The slingy pacer was the purple cap holder in the fourth edition of the IPL with 28 wickets and played a huge role in Mumbai Indians winning the IPL in 2013 and 2015, picking up 20 wickets and 24 wickets respectively.
Despite missing the 2016 season through injury, Malinga was retained by MI ahead of the 10th season which shows how crucial he is to their side.
#3 Anil Kumble - 6.57 rpo
Anil Kumble retired from the IPL in 2010 with 45 wickets to his name in 42 matches, at an economy rate of 6.57. Kumble had a disappointing inaugural season as he had only seven wickets to his name at an economy rate of 7.93 with his franchise Royal Challengers Bangalore ending the season as the second-last placed team.
During the second season in 2009, Kumble bowled one of the greatest spells in IPL history, picking up 5 wickets and conceding as many runs in RCB’s tournament opener against defending champs Rajasthan Royals.
After Kevin Pietersen left RCB to join the England team, Kumble was appointed the skipper of the team.
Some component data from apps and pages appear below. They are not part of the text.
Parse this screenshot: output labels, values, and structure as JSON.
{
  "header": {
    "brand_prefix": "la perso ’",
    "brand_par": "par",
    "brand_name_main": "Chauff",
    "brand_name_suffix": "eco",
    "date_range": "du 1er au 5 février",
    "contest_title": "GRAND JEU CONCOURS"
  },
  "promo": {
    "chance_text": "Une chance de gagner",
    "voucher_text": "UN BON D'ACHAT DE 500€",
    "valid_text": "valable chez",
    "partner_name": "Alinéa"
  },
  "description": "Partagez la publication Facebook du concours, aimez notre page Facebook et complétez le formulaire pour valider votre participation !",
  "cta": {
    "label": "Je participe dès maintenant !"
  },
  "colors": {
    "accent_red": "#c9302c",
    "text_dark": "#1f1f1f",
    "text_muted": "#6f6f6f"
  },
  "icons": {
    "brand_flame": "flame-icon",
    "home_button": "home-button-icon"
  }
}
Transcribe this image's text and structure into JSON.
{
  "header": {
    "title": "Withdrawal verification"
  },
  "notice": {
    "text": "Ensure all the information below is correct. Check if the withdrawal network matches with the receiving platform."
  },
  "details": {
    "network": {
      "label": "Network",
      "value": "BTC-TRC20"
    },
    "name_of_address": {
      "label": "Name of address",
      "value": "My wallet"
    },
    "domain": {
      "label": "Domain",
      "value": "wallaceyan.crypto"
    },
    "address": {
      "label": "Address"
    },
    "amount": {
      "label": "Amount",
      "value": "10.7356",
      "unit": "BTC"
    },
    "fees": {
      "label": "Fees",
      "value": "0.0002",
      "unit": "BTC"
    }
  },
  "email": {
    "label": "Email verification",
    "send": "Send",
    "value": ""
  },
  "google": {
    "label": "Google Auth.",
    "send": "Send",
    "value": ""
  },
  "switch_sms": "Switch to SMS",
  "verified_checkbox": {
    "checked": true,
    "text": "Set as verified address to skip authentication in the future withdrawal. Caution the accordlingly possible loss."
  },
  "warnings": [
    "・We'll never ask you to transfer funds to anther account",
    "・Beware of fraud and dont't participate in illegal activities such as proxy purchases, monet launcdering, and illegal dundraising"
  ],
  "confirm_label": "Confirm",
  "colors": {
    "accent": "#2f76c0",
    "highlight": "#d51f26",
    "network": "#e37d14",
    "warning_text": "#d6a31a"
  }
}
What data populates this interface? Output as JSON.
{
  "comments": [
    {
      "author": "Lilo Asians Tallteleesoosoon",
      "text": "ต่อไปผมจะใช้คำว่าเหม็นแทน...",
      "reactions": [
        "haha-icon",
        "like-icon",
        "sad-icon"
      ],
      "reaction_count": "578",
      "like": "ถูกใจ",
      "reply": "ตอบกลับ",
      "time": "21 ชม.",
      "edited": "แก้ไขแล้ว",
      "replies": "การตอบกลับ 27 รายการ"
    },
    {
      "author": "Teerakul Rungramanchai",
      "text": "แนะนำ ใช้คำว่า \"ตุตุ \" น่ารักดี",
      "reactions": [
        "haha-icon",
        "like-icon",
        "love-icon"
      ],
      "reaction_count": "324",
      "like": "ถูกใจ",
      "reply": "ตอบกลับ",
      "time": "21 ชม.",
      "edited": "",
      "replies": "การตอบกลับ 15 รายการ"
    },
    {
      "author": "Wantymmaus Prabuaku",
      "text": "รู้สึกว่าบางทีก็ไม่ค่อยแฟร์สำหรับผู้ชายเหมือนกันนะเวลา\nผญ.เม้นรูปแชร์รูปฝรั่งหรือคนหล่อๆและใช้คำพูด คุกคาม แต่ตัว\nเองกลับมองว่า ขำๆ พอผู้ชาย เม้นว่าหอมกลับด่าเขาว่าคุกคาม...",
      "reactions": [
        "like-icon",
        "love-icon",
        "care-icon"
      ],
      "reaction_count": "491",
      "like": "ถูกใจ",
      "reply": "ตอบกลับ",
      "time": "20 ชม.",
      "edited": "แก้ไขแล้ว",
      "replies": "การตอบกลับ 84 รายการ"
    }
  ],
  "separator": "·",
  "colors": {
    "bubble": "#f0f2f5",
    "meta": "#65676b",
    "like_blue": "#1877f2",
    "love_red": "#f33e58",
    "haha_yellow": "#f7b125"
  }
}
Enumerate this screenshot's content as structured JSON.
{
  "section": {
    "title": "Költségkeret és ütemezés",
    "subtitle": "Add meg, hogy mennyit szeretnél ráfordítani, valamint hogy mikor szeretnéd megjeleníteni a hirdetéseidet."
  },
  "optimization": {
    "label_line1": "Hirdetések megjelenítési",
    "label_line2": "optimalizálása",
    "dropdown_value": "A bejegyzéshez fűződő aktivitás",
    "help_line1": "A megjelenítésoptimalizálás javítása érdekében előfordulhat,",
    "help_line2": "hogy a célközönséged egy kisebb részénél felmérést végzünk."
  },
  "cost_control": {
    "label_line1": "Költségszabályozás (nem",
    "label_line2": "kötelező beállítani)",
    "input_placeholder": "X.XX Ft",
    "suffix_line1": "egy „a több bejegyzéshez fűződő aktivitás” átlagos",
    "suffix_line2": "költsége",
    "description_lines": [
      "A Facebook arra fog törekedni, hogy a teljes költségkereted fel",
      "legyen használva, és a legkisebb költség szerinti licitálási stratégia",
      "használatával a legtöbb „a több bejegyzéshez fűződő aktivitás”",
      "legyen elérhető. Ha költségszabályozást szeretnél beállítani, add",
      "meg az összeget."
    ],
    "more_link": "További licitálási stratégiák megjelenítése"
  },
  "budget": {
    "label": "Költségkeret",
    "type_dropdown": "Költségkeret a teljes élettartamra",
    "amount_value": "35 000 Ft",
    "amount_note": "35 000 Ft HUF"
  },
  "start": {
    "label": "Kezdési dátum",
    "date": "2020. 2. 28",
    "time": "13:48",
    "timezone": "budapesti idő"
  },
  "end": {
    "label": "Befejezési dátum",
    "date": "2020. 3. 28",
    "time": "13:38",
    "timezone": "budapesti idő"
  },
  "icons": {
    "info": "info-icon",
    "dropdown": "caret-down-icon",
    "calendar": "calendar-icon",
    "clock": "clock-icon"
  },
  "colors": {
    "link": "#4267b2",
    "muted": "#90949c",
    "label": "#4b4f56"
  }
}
Under Kumble’s captaincy, RCB reached the final where they would lose to Deccan Chargers. Kumble was adjudged the Man of the Match for his figures of 4/16 and ended the tournament as the second highest wicket-taker of the tournament.
In 2010, Kumble could not replicate the results of 2009 but led RCB to the semi-finals where they lost to Mumbai Indians. He ended the tournament as the fourth highest wicket-taker with 17 wickets.
#2 Ravichandran Ashwin - 6.55 rpo
One of the talismanic figures in the Indian cricket team, Ashwin owes his recognition to the IPL as it was during the 2010 edition that he came into prominence. Ashwin picked up 13 wickets at an economy rate of 6.1 as Chennai Super Kings won the tournament. Ever since then, Ashwin has established himself as one of the finest spinners to have played in the IPL.
The Tamil Nadu player made even more significant contributions towards CSK’s victorious campaign in 2011 as he was their highest wicket-taker with 20 wickets including a brilliant spell of 3/16 in the final against Royal Challengers Bangalore.
Ashwin continued to be a vital part of CSK from 2012-2015 during which they reached the final thrice. Last year, the Indian off-spinner did not have the best of seasons with new franchise Rising Pune Supergiants as he picked up only 10 wickets at an economy rate of 7.25 thus making it the first time that Ashwin’s economy rate at the end of the season crossed 7.
As of now, Ashwin is the second most economical bowler in IPL history at 6.55, picking up 100 wickets. Looking at his recent form, he will definitely be one of the key players for the Supergiants this season.
#1 Sunil Narine - 6.35 rpo
The West Indies spinner first came into prominence at the 2011 Champions League Twenty20 where he took the tournament’s best figures of 3/8 against Chennai Super Kings while playing for Trinidad & Tobago. A few months later, he was bought by Kolkata Knight Riders and made a significant impact immediately as he produced one brilliant spell after another throughout the 2012 IPL.
Kolkata Knight Riders were eventually crowned champions of the tournament and Narine was adjudged Player of the Tournament thus making it the first time that a bowler was given that award at the IPL. Narine ended the tournament with 24 wickets which was the second-highest number of wickets for the tournament, and he did so at an impressive economy rate of 5.47.
The West Indian soon became KKR’s prized possession for the next two years and helped them to a second IPL title in 2014 where he once again was the second highest wicket-taker of the competition with 21 wickets at an economy rate of 6.35.
Narine wasn’t in the best of form in IPL 2015 and IPL 2016 but he has still managed to keep himself as the most economical bowler in IPL history with an economy rate of 6.17 and picked up 85 wickets.